Wind Mit Opening Protection ?

How would you handle the following Commercial Condo Wind Mit Inspection.

Two story CBS, wood truss, 4 unit building in FBC area pre-March 1, 2002. Property manager (PM) asks for Wind Mit on the Building only, not individual units ( so the address would be something like 1700-1701-1702-1703 Wildflower Ct Anywhere, FL 33333). One unit owner has approved TAS shutters on all glazed openings and all unglazed openings. How would you mark off Item # 9 Opening Protection?
Note-[FONT=Wingdings]à[/FONT] remember you are doing the entire building or the policy for the association’s part of the coverage for that building. Thanks!

Unless the ENTIRE building is covered with approved Impact rated items, then you should check box J.

**Let me throw in an additional question------what is the call if your inspecting just the unit that is fully shuttered ? **

Protected if you have proof.

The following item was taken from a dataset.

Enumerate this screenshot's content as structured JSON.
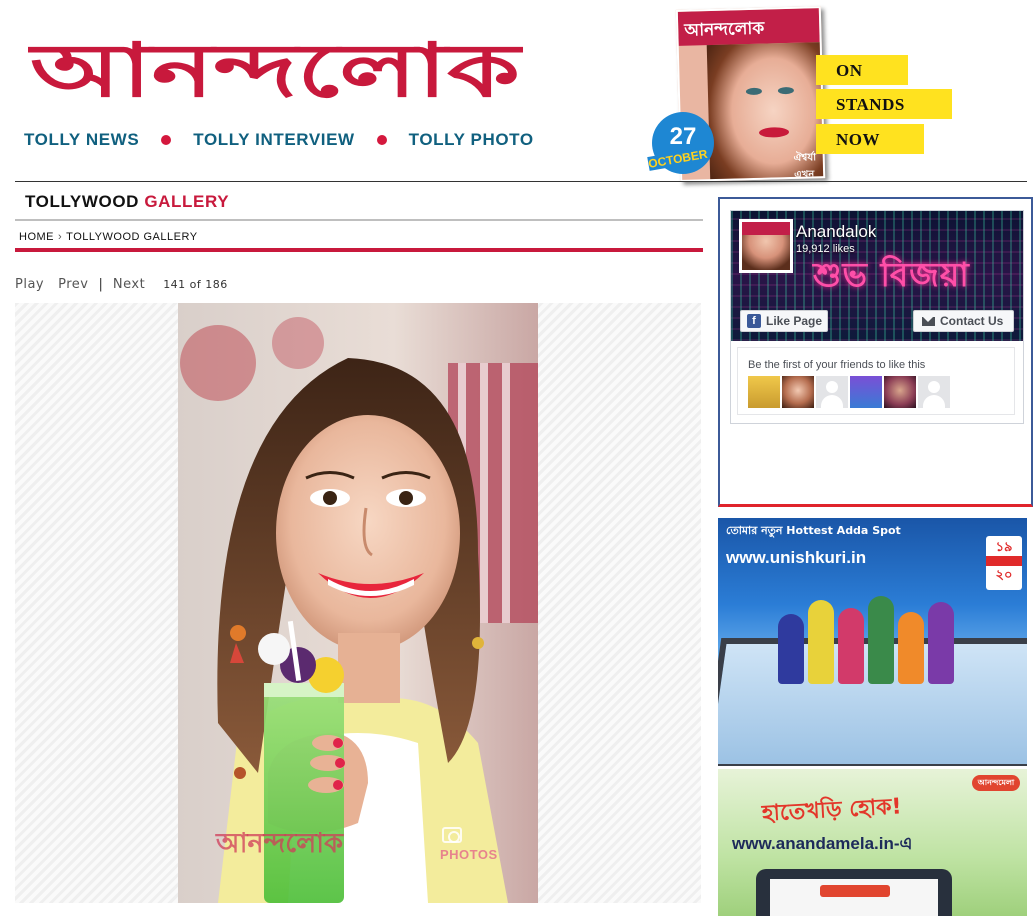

Yeah, but it shouldn’t be. The whole point of protecting the envelope is to help prevent roof lift. If the roof is contiguous the protection on the individual units window and door openings are not likely to have much of an effect. Same thing goes for the unit owner that doesn’t install his… they don’t provide much protection stored in a stack in the utility closet.

I agree completely.

Are their fire walls prutruding thru the roof to separate the units or is it a continuous roof? Think, will one unit’s pressure change have a possible effect on other units…building envelop.

Are there fire walls prutruding thru the roof separating the units? All depends on if the pressure changing of one unit could have an effect on the building envelop.

No fire walls protruding thru roof.

After taking a recent course I asked this question and was informed that you should indicate that the individual unit is protected but that it is in a multi family building and let the underwriter make the determination whether credits are given.

Not sure exactly when fire walls became code in condo units, but they have been around for quite awhile. Most condo units have firewalls extending up through attic to the underside of roof deck, and roof trusses that are independant of each unit are the norm. You cannot effectively have a firewall if wood members run through the wall. At any rate, if you in fact have no firewalls, then i would think that you would have to consider the entire building envelope and not just the individual unit.